Tuesday, May 28, 2013

New VIP Summary for CYP2C8

A new VIP summary is available for CYP2C8, a member of the cytochrome P450 family of drug metabolizing enzymes. CYP2C8 accounts for 7% of CYP content in the liver, and is expressed to a lesser extent in the kidney, adrenal gland, mammary gland, brain, ovary, uterus, and duodenum.  CYP2C8 plays a major role in the metabolism of many commonly used drugs [Article:15900280]. Several CYP2C8 SNPs have functional consequences [Article: 20459297] and have been associated with variability in CYP2C8-mediated metabolism and altered disposition and response for many commonly used drugs such as repaglinide, rosiglitazone, pioglitazone,paclitaxel, bisphosphonates, amiodarone and amodiaquine [Articles:12429347, 11668219, 17361129, 23536207, 11767116, 12530467, 18769365]. As a result, CYP2C8 has emerged as a significant pharmacogene. 

For more information on this VIP gene and its variants see the VIP tab for CYP2C8.

For all VIP gene summaries on pharmgkb, see here.

Monday, May 27, 2013

CPIC guidelines for CYP2C19 genotype and clopidogrel therapy: 2013 Update

The 2013 update of the CPIC guidelines for CYP2C19 and clopidogrel dosing is now available online, as an accepted article preview.

This updated guideline refines the recommendations for specific CYP2C19 alleles, with emphasis on the appropriate indication for CYP2C19 genotype-directed antiplatelet therapy, and, an expanded literature review to include recent published evidence.

Read the accepted article preview version:

Scott SA, Sangkuhl K, Stein CM, Hulot JS, Mega JL, Roden DM, Klein TE, Sabatine MS, Johnson JA, Shuldiner AR.
Clin Pharmacol Ther. 2013 May 22. doi: 10.1038/clpt.2013.105. [Epub ahead of print]

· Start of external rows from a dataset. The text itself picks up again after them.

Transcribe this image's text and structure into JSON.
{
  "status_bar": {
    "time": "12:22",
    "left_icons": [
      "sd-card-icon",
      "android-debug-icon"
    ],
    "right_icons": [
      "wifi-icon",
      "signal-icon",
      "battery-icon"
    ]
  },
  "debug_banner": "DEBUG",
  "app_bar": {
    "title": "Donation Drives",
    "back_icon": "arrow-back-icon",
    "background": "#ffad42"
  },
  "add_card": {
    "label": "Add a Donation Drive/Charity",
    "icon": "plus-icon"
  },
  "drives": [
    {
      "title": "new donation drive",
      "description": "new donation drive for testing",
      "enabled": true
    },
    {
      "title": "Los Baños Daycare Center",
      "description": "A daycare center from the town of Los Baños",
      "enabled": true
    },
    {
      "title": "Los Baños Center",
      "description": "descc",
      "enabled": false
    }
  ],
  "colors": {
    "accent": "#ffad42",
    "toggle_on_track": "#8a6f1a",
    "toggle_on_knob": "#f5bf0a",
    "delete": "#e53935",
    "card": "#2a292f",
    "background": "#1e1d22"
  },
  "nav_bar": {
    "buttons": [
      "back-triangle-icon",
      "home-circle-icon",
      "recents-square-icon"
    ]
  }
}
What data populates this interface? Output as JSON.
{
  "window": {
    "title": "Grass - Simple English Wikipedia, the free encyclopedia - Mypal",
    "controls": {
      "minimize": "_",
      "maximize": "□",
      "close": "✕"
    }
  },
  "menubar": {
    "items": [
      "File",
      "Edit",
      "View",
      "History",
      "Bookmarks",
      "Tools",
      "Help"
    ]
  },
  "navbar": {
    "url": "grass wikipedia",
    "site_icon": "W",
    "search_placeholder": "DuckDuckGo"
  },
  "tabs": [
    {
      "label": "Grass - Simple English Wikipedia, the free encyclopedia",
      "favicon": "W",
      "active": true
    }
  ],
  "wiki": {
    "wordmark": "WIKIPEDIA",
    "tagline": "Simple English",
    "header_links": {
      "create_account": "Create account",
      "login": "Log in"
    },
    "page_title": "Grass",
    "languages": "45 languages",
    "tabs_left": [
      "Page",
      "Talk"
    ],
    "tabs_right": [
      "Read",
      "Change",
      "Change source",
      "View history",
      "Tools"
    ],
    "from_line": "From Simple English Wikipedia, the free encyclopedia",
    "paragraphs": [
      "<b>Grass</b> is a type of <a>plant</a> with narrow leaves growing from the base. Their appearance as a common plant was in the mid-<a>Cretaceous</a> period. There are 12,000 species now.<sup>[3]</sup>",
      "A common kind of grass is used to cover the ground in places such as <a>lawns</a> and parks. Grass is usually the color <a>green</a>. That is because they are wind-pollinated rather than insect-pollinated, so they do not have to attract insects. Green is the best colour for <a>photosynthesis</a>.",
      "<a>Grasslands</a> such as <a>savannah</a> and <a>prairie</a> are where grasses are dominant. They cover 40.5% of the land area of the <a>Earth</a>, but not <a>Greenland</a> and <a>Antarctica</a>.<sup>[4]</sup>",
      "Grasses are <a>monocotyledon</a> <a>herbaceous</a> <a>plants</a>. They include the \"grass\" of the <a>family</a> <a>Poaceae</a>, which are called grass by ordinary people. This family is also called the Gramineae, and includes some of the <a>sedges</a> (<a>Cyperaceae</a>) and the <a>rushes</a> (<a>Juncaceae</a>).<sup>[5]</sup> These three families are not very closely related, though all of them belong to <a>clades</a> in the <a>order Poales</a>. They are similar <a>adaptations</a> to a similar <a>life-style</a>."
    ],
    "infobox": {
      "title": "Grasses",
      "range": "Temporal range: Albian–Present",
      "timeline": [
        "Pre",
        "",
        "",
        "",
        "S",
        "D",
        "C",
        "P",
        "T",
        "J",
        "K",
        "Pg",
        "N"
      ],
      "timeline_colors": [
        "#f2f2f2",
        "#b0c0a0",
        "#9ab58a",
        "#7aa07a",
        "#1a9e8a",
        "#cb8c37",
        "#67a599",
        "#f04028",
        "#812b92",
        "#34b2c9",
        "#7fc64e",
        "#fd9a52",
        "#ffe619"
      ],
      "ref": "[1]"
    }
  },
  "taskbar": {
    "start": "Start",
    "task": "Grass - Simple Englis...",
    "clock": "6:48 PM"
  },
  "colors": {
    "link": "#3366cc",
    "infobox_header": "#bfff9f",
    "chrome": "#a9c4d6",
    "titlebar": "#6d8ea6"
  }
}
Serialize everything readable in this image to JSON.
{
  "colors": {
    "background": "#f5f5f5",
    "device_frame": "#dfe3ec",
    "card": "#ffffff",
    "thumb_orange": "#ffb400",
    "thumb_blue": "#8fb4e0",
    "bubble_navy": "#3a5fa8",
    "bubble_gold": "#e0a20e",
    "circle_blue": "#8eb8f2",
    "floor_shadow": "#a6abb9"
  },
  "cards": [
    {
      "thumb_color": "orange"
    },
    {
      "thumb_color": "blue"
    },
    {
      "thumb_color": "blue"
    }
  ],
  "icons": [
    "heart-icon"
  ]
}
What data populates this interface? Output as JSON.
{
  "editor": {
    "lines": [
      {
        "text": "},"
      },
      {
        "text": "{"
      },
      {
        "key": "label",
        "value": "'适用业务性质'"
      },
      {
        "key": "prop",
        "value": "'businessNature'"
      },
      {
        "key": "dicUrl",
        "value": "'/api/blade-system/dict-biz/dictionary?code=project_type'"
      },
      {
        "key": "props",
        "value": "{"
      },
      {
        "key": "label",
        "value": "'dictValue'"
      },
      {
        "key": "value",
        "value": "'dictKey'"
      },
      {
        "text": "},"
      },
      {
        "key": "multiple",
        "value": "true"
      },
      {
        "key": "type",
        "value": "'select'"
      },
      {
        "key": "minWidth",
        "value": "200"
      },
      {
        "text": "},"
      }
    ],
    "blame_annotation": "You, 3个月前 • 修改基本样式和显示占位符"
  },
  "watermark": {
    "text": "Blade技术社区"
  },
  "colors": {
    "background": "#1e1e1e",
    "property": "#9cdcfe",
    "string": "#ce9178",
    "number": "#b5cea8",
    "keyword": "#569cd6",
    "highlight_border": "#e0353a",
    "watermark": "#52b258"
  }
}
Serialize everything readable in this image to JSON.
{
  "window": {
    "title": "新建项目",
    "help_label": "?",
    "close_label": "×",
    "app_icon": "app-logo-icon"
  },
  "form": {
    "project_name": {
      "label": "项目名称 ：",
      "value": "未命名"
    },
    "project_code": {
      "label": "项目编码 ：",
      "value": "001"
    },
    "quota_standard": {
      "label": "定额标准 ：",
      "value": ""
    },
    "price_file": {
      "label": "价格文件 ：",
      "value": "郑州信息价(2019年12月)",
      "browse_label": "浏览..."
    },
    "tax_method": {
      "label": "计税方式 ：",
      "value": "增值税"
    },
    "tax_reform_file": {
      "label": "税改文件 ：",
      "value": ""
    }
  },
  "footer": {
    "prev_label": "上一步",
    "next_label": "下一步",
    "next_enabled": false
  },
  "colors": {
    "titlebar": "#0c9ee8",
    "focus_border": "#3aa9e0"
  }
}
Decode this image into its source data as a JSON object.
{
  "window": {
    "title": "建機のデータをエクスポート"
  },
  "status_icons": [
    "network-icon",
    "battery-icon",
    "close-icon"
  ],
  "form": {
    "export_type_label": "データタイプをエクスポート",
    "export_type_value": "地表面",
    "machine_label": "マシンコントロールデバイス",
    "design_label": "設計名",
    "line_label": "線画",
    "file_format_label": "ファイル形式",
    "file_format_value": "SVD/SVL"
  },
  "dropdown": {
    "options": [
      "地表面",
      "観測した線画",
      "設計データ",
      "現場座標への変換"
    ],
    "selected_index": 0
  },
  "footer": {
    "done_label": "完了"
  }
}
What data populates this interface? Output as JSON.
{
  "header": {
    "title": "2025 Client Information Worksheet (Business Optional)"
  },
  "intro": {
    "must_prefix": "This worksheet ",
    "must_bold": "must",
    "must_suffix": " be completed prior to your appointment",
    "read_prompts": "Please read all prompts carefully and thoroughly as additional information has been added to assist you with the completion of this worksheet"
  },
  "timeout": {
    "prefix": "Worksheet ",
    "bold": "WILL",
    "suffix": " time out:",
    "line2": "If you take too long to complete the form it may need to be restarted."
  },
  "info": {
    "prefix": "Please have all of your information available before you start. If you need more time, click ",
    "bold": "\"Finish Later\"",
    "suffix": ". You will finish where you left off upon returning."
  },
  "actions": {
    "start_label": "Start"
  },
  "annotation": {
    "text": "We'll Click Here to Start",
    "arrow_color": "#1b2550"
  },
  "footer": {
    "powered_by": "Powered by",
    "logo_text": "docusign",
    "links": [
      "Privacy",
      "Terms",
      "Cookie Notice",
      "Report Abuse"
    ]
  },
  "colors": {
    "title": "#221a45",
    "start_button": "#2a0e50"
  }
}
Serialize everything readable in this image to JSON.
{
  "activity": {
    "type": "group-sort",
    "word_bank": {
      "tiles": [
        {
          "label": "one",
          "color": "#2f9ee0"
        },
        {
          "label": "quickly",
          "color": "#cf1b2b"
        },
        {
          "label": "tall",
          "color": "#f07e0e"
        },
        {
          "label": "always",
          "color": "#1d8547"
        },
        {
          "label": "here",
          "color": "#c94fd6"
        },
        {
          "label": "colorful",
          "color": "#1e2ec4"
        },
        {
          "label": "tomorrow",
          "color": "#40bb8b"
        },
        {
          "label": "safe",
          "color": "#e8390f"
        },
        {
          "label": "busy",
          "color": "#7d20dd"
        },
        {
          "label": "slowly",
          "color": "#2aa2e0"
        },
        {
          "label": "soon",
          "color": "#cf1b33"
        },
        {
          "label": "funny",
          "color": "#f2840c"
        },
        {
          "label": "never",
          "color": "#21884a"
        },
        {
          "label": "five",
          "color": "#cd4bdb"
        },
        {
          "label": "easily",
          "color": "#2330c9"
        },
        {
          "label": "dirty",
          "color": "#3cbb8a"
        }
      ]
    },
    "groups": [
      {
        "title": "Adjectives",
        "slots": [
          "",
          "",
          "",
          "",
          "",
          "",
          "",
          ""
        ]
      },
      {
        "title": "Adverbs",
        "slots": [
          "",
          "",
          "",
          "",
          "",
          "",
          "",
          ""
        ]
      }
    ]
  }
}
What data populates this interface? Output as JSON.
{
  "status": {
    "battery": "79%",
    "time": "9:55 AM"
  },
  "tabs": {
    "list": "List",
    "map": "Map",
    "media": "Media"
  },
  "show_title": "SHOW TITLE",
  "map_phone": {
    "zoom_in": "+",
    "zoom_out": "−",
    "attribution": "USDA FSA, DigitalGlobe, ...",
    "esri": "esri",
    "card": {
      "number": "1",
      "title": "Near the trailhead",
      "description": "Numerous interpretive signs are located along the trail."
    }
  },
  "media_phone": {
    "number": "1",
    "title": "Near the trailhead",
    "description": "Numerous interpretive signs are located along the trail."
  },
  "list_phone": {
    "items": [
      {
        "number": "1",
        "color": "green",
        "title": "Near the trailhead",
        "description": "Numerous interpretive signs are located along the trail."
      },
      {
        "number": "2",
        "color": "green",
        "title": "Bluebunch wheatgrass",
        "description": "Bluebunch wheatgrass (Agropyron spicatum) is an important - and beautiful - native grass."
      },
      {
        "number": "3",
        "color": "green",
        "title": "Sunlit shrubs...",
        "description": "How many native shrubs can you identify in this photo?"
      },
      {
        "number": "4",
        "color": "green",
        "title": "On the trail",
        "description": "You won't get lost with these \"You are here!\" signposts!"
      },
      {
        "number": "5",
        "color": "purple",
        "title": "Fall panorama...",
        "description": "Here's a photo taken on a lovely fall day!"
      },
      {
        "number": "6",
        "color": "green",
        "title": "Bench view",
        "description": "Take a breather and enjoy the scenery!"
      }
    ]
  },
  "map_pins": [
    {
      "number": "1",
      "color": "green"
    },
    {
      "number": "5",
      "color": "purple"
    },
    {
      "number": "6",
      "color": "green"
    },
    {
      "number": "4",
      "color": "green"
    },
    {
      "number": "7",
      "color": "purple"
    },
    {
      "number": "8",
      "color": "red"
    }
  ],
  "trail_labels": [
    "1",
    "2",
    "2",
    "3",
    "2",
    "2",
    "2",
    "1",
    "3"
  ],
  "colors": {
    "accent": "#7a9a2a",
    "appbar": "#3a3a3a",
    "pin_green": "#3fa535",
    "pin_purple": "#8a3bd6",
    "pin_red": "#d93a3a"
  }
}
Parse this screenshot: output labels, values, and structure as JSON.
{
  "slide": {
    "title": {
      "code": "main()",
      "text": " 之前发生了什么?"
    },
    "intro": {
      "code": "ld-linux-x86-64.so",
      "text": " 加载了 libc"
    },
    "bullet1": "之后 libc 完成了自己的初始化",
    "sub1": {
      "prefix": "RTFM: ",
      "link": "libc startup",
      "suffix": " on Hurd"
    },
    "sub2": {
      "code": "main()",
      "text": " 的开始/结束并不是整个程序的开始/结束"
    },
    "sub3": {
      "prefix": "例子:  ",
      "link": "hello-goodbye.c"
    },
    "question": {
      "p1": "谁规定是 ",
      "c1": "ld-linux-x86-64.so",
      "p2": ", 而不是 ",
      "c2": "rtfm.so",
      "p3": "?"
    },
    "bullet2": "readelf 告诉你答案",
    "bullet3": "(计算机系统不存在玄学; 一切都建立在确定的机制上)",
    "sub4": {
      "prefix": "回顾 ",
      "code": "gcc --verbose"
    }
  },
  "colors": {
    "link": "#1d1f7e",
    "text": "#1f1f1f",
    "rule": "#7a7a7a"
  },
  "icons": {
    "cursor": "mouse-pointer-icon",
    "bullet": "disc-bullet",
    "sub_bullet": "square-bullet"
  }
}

See excerpts from the guideline update:

Please click here to see excerpts from the guideline update and access downloads of the updated and original article and supplements. 

Please click here for a complete list of CPIC publications.

Friday, May 24, 2013

Big Data in Biomedicine

PharmGKB Developers and Curators attended the Big Data in Biomedicine conference this week, organized by Stanford University and the University of Oxford. The talks and panels raised a plethora of issues surrounding storing, sharing, analyzing, validating, visualizing and utilizing Big Data for improving healthcare and to drive change. Among the challenges is the need to integrate multiple big data sources together (genomic, metabolome, transcriptome, medical records, behavioural, environmental). Empowering patients, reproducible statistical analyses, and bioinformatics education were also discussed.

Friday, May 17, 2013

New name for IL28B gene = IFNL3

PharmGKB has updated our gene names that comply with The Human Genome Nomenclature Committee (HGNC) approved symbol, approved name, and synonyms.

One particular name change we would like to highlight with this update:
The HGNC-approved gene symbol for IL28B is now IFNL3 (interferon lambda 3) - a gene with variants that are associated with response to peginterferon alfa-2a, alfa-2b and ribavirin.

IFNL3 PGx information:

View the full IFN gene family in HGNC.

Saturday, May 4, 2013

Curators' Favorite Papers

The current Curators' Favorite Papers' highlights the higher frequency of genetic variants conferring increased risk for adverse drug reactions (ADRs) for many commonly used drugs in persons of African descent. Differences in drug response, cure rates and survival outcomes between different ethnic populations exist. To assess this, Aminkeng et al. genotyped 1330 individuals of African and European descent over 4,000 SNPs in 350 key drug absorption, distribution, metabolism, elimination and toxicity genes. Publicly available databases including PharmGKB were utilized to prioritize the selection of functional SNPs. The distribution of many variants were significantly different between African and European populations. These results were presented in the context of clinical annotations (toxicity, efficacy, ADR and drug response pathway) that were curated from PharmGKB and published studies. Important differences among the African populations were also observed in the frequency of variants. Results presented in this paper may translate to significant differences in drug efficacy and safety profiles in different populations.